EH 1101 is designed to help incoming students prepare for academic writing as a genre. It focuses on introducing students to the basics of rhetoric, with a focus on constructing consistent, arguable theses; finding and incorporating valid research methods, with a particular focus on primary research methods; and formatting the information in the most effective way for a given audience.
My EH 1101 course encourages students to consider what legacy our current culture will leave behind. This will be done through a literacy narrative that invites them to consider their position as readers and writers in the 21st century; an ethnography in which students attempt to observe a group of people objectively to gather what is important to that group; an exploratory paper about a cultural artifact; and a blog or site that targets a specific audience to convey the information from those papers as a cohesive analysis of modern culture.
My inspiration for this class comes from utopian theorist Ernst Bloch’s volume Heritage of Our Times, a record of various cultural analyses that range from the arrangement of cities to direct the poor to entertainment to analyses of the climbing Nazi party’s claims towards pure Germanic people to an inherent dehumanization within a dance contest. The record we receive from Bloch shows a clear, conscious understanding of many of the horrors other German people claimed not to know after the defeat of the Nazi party in World War II, and as such is a treasure of the value of cultural criticism. With this inspiration, I will bring some utopian themes and theories into the classroom that will help facilitate students’ speculations of what future generations might need to know about our times.

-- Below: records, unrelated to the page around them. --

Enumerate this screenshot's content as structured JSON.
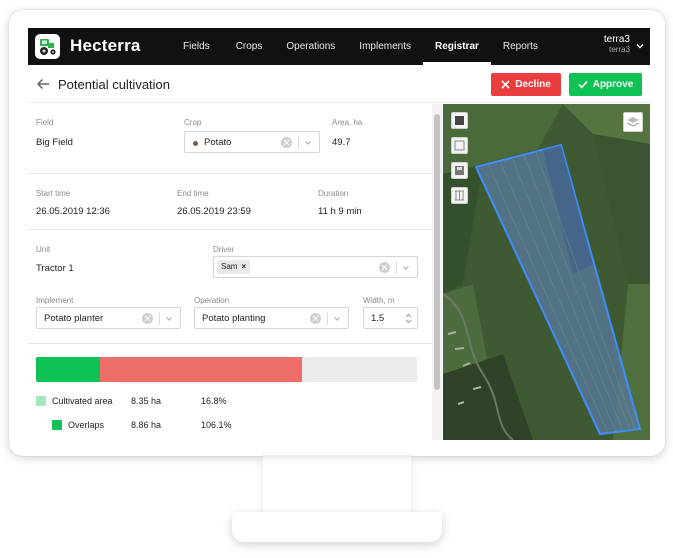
{
  "nav": {
    "brand": "Hecterra",
    "items": [
      "Fields",
      "Crops",
      "Operations",
      "Implements",
      "Registrar",
      "Reports"
    ],
    "active": "Registrar",
    "user_name": "terra3",
    "user_sub": "terra3"
  },
  "header": {
    "title": "Potential cultivation",
    "decline_label": "Decline",
    "approve_label": "Approve"
  },
  "form": {
    "field_label": "Field",
    "field_value": "Big Field",
    "crop_label": "Crop",
    "crop_value": "Potato",
    "area_label": "Area, ha",
    "area_value": "49.7",
    "start_label": "Start time",
    "start_value": "26.05.2019 12:36",
    "end_label": "End time",
    "end_value": "26.05.2019 23:59",
    "duration_label": "Duration",
    "duration_value": "11 h 9 min",
    "unit_label": "Unit",
    "unit_value": "Tractor 1",
    "driver_label": "Driver",
    "driver_tag": "Sam",
    "implement_label": "Implement",
    "implement_value": "Potato planter",
    "operation_label": "Operation",
    "operation_value": "Potato planting",
    "width_label": "Width, m",
    "width_value": "1.5"
  },
  "stats": {
    "cultivated_fraction": 0.168,
    "overlap_fraction_of_bar": 0.531,
    "rows": [
      {
        "label": "Cultivated area",
        "ha": "8.35 ha",
        "pct": "16.8%"
      },
      {
        "label": "Overlaps",
        "ha": "8.86 ha",
        "pct": "106.1%"
      }
    ]
  },
  "colors": {
    "cultivated": "#10c155",
    "overlap": "#ee6e6a",
    "cultivated_legend": "#a6e7bd",
    "decline": "#ea3d3d",
    "approve": "#10c155"
  },
  "map": {
    "tools": [
      "satellite-view-icon",
      "draw-icon",
      "save-icon",
      "grid-icon"
    ],
    "layers_icon": "layers-icon"
  }
}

I have attached my syllabus, assignment sheets, and grading rubrics as a source to any students or colleagues who want to know how I introduce students to this field of academic, primary research writing.
Writing About Writing